Other factors most certainly contributed to a relatively subdued fire year.

From year to year, there are dramatic differences in weather and forest conditions. Last year, the wet winter helped to dampen potential fuel, as did a late-May rain that left vegetation with high levels of moisture throughout the summer.

“The moderate weather pattern this year was very conducive to the [low] totals that we have as far as acres burned,” said Scott McLean, a Cal Fire spokesman. “In 2017 and 2018 you saw hundred-degree weather that was consistent for weeks at a time with winds. This year ...  started out with a good weather pattern. We stayed in that moderate weather pattern, but really no wind. Until you hit the fall, and then you started seeing fires because the wind picked up.”

California was also lucky, given the risk caused by wind storms repeatedly sweeping across Northern California’s parched chaparral in October and early November, before the region received any rain.

Warming Climate, Intensifying Fires

Whatever the reasons for a less horrifying year — better policy, good weather, luck — it's obviously too early to declare victory, especially with the acceleration of climate change.

“We expect there to be big year-to-year swings in the area burned by fire, even though, in general, climate change is creating upward pressure on fire risk,” said Alex Hall, director of the Center for Climate Science at UCLA.

The Kincade Fire was driven by a series of unique wind events, and while there’s no evidence that climate change is causing stronger winds, Jim Randerson, a climate and ecology scientist at UC Irvine, says global warming could be contributing to a decrease in wind humidity in the fall.

“That decline in humidity increases the fire risk, even if the wind strength remains similar," he said.

Stephanie Herring, a climate scientist with the National Oceanic Atmospheric Administration, says the research is increasingly clear that hotter, drier summer conditions play a big role in wildfires’ increasing intensity. 

Fires are driven by an incredibly complex set of factors,” said Herring, the editor of the Bulletin of the American Meteorological Society’s report on attribution science, which calculates how much climate change contributes to specific natural disasters. “There have been numerous papers now that showed climate change is increasing the risk of wildfires in the West, in particular.”

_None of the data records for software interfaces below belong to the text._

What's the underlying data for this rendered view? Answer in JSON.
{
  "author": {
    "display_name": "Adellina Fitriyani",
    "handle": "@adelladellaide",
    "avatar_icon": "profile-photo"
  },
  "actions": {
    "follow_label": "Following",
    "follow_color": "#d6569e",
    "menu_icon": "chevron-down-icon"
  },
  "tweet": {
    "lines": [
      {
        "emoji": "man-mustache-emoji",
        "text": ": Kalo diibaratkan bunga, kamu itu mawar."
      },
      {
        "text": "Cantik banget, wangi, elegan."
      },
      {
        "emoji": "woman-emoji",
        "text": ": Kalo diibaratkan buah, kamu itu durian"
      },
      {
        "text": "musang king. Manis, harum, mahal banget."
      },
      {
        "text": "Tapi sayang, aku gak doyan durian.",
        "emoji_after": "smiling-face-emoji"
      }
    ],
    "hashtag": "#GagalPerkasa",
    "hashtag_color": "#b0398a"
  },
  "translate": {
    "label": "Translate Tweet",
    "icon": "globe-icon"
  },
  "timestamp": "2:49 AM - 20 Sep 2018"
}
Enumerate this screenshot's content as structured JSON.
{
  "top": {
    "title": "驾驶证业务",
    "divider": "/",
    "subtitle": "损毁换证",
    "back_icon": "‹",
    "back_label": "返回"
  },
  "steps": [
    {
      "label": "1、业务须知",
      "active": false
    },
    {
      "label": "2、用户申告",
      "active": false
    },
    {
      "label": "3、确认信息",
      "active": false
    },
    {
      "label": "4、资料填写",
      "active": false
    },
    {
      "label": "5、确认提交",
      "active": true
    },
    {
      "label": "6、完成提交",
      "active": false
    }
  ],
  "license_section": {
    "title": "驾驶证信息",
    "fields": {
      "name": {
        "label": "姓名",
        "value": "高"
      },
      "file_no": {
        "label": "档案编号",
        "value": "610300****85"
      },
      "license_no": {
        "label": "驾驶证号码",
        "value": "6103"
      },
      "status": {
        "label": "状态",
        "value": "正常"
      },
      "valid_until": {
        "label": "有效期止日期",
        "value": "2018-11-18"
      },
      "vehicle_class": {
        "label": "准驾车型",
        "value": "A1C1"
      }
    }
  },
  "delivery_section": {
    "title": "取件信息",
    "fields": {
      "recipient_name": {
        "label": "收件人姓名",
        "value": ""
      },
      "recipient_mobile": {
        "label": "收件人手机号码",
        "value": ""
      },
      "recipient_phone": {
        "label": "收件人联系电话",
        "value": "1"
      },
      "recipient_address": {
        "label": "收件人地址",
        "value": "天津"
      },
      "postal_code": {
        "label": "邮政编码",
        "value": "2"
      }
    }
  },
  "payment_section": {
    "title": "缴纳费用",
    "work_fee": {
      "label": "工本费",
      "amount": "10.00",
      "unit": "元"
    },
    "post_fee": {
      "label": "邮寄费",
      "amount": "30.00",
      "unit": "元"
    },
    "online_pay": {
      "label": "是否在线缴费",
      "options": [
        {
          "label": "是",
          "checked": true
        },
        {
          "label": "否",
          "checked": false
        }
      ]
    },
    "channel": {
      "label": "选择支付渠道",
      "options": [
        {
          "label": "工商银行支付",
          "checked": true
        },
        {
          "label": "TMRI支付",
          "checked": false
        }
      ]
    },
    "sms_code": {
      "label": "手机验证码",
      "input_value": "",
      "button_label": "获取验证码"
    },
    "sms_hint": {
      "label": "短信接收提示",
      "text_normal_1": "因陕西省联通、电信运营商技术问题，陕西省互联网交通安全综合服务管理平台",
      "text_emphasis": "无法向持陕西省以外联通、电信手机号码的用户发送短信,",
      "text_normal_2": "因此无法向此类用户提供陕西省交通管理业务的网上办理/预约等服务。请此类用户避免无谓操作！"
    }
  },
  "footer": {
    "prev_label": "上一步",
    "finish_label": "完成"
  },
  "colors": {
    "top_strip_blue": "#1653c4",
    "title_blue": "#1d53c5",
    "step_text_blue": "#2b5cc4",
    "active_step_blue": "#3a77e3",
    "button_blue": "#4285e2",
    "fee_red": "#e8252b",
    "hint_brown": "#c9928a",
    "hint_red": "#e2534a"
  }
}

Which means wildfire is likely going to be an issue for the foreseeable future.